There are currently 40 countries in the VWP. Countries are not added frequently, with Croatia being the latest to join in 2021. 


Hundreds dead from dengue fever in Sudan

Updated 25 September 2023

Hundreds dead from dengue fever in Sudan

  • Sudanese doctors’ union said health situation ‘is deteriorating at a horrific rate’

PORT SUDAN: Outbreaks of dengue fever and acute watery diarrhea have “killed hundreds” in war-torn Sudan, medics reported Monday, warning of “catastrophic spreads” that could overwhelm the country’s decimated health system.

In a statement, the Sudanese doctors’ union warned that the health situation in the southeastern state of Gedaref, on the border with Ethiopia, “is deteriorating at a horrific rate,” with thousands infected with dengue fever.

Though Gedaref has been spared the direct effects of the brutal war between the regular army and the paramilitary Rapid Support Forces, it has nonetheless been impacted by mass displacement and other humanitarian crises.

Over five months into the war, 80 percent of the country’s hospitals are out of service, according to the UN. Even before the war, Sudan’s fragile healthcare system struggled to contain the annual disease outbreaks that accompany the country’s rainy season starting in June, including malaria — endemic in Sudan — and dengue fever.

This year, with Gedaref hosting over 250,000 internally displaced people according to the UN, the situation is much worse.

“The hospital’s beds are all full but the cases keep coming in, particularly children,” a medical source said from Gedaref Hospital.

US-backed Kurdish forces impose curfew in eastern Syria after new clashes with rival militia

Updated 25 September 2023

US-backed Kurdish forces impose curfew in eastern Syria after new clashes with rival militia

BEIRUT: US-backed Kurdish-led forces imposed a curfew after clashes erupted again on Monday in eastern Syria, where their fighters had battled for weeks with rival militiamen, Syrian media and activists reported.

The fighting in a region where hundreds of American troops are deployed has pointed to dangerous seams in a coalition that has kept on a lid on the defeated Daesh for years.

The reports say the Syrian Democratic Forces imposed the open-ended measure in several towns in Deir Ezzor province, including the town of Ziban, close to the Iraqi border where the Americans are based. 

Hundreds of US troops have been there since 2015 to help in the fight against Daesh. 

The province is home to Syria’s largest oil fields.

Al Mayadeen, a pan-Arab TV station, said several fighters from the Kurdish-led forces were killed after gunmen took over several parts of Ziban on Monday. 

Britain-based opposition war monitor the Syrian Observatory for Human Rights said some of the fighters had crossed from regime-held areas.

Local media in the province reported that some Kurdish fighters had fled the area as the clashes intensified.
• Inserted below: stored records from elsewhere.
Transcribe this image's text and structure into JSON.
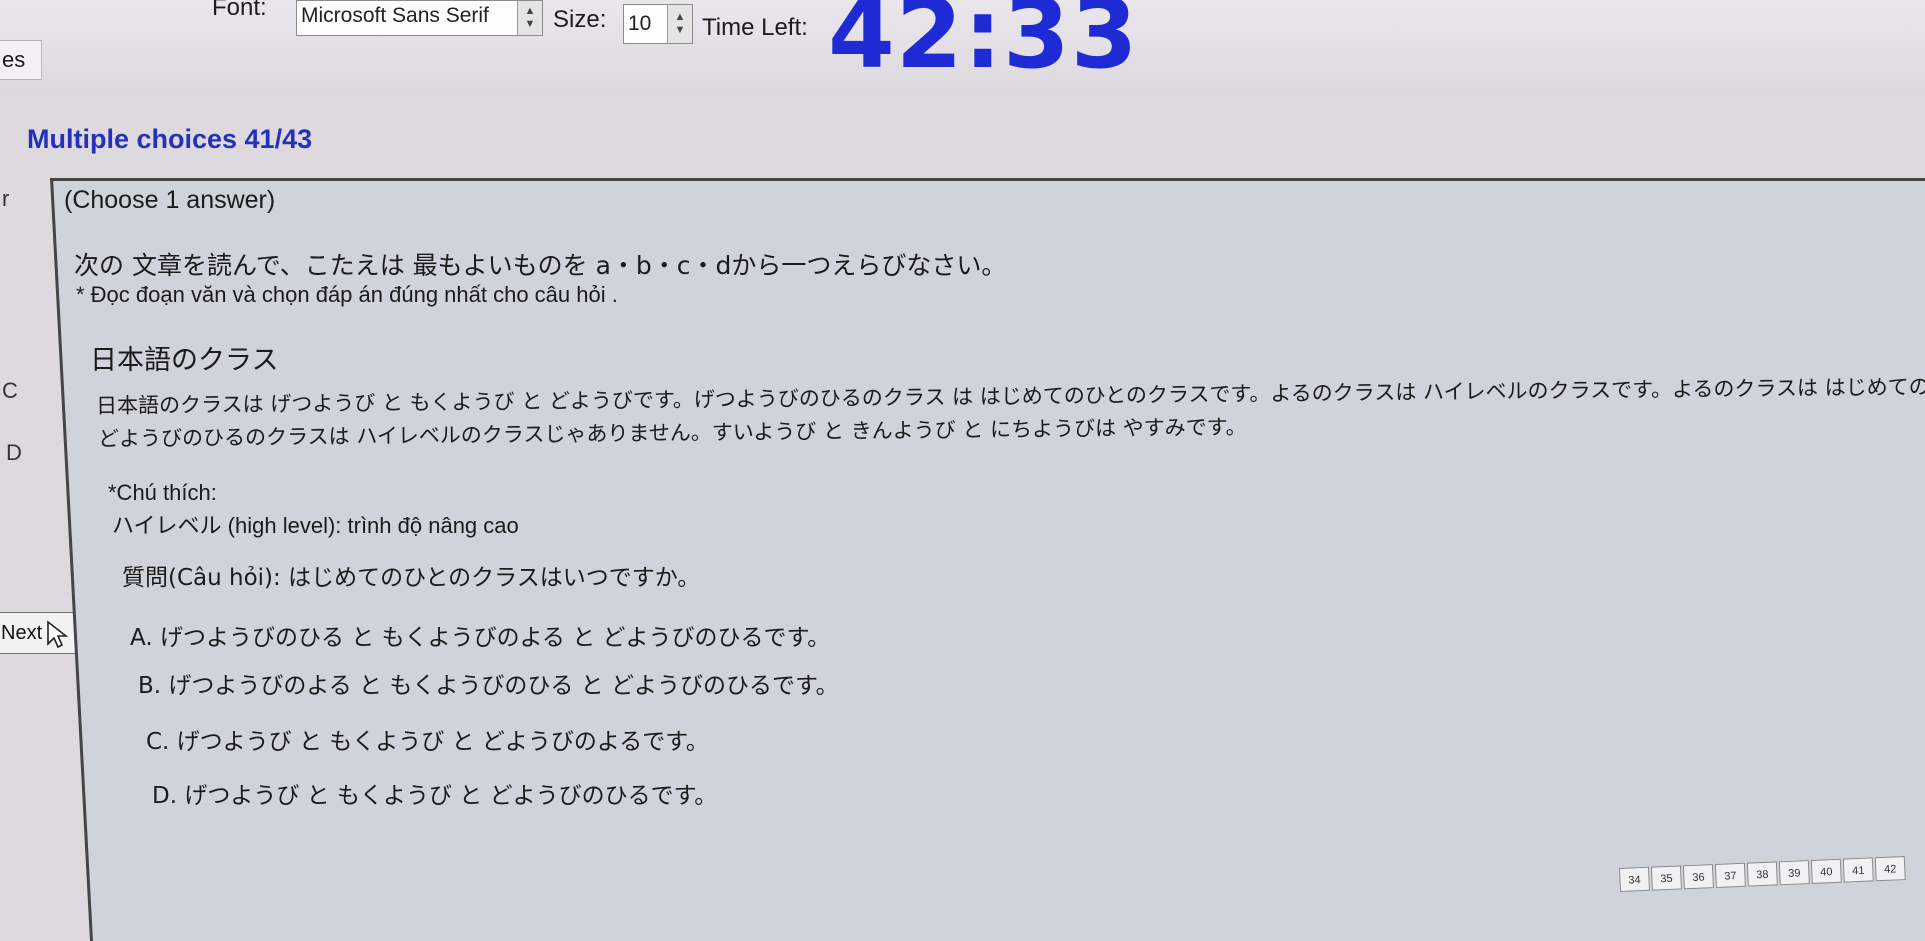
{
  "toolbar": {
    "font_label": "Font:",
    "font_value": "Microsoft Sans Serif",
    "size_label": "Size:",
    "size_value": "10",
    "time_label": "Time Left:",
    "time_value": "42:33"
  },
  "side_tab": {
    "label": "es"
  },
  "section": {
    "title": "Multiple choices 41/43"
  },
  "left_strip": {
    "letters": [
      "r",
      "C",
      "D"
    ],
    "next_label": "Next"
  },
  "question": {
    "choose": "(Choose 1 answer)",
    "instruction_jp": "次の 文章を読んで、こたえは 最もよいものを  a・b・c・dから一つえらびなさい。",
    "instruction_vn": "* Đọc đoạn văn và chọn đáp án đúng nhất cho câu hỏi .",
    "passage_title": "日本語のクラス",
    "passage_line1": "日本語のクラスは げつようび と もくようび と どようびです。げつようびのひるのクラス は はじめてのひとのクラスです。よるのクラスは ハイレベルのクラスです。よるのクラスは はじめてのひとのクラスじゃありません。もくようびと",
    "passage_line2": "どようびのひるのクラスは ハイレベルのクラスじゃありません。すいようび と きんようび と にちようびは やすみです。",
    "note_label": "*Chú thích:",
    "note_text": "ハイレベル (high level): trình độ nâng cao",
    "question_text": "質問(Câu  hỏi): はじめてのひとのクラスはいつですか。",
    "options": [
      "A.  げつようびのひる と もくようびのよる と どようびのひるです。",
      "B.  げつようびのよる と もくようびのひる と どようびのひるです。",
      "C.  げつようび と もくようび と どようびのよるです。",
      "D.  げつようび と もくようび と どようびのひるです。"
    ]
  },
  "pager": {
    "pages": [
      "34",
      "35",
      "36",
      "37",
      "38",
      "39",
      "40",
      "41",
      "42"
    ]
  },
  "colors": {
    "timer": "#1e2bd4",
    "title": "#2431b9",
    "panel": "#ced3dc"
  }
}
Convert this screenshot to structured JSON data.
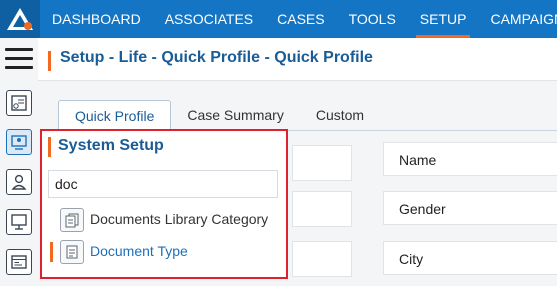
{
  "nav": {
    "items": [
      {
        "label": "DASHBOARD",
        "active": false
      },
      {
        "label": "ASSOCIATES",
        "active": false
      },
      {
        "label": "CASES",
        "active": false
      },
      {
        "label": "TOOLS",
        "active": false
      },
      {
        "label": "SETUP",
        "active": true
      },
      {
        "label": "CAMPAIGN",
        "active": false
      }
    ]
  },
  "sidebar": {
    "icons": [
      "profile-card-icon",
      "monitor-user-icon",
      "user-icon",
      "presentation-icon",
      "browser-window-icon"
    ],
    "active_index": 1
  },
  "page": {
    "title": "Setup - Life - Quick Profile - Quick Profile"
  },
  "tabs": [
    {
      "label": "Quick Profile",
      "active": true
    },
    {
      "label": "Case Summary",
      "active": false
    },
    {
      "label": "Custom",
      "active": false
    }
  ],
  "form": {
    "fields": [
      "Name",
      "Gender",
      "City"
    ]
  },
  "popup": {
    "title": "System Setup",
    "search_value": "doc",
    "results": [
      {
        "label": "Documents Library Category",
        "selected": false
      },
      {
        "label": "Document Type",
        "selected": true
      }
    ]
  },
  "colors": {
    "nav_bg": "#1475c4",
    "accent": "#f26a21",
    "highlight_border": "#e0202c",
    "link_blue": "#1a5c96"
  }
}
There were no further details.

The Kurdish-led forces have accused the Syrian regime of inciting the violence by allowing the rival militiamen to cross the Euphrates River. 

The clashes first erupted in late August when two weeks of fighting killed 25 Kurdish fighters, 29 members of tribal groups and gunmen, as well as nine civilians, according to the Syrian Democratic Forces .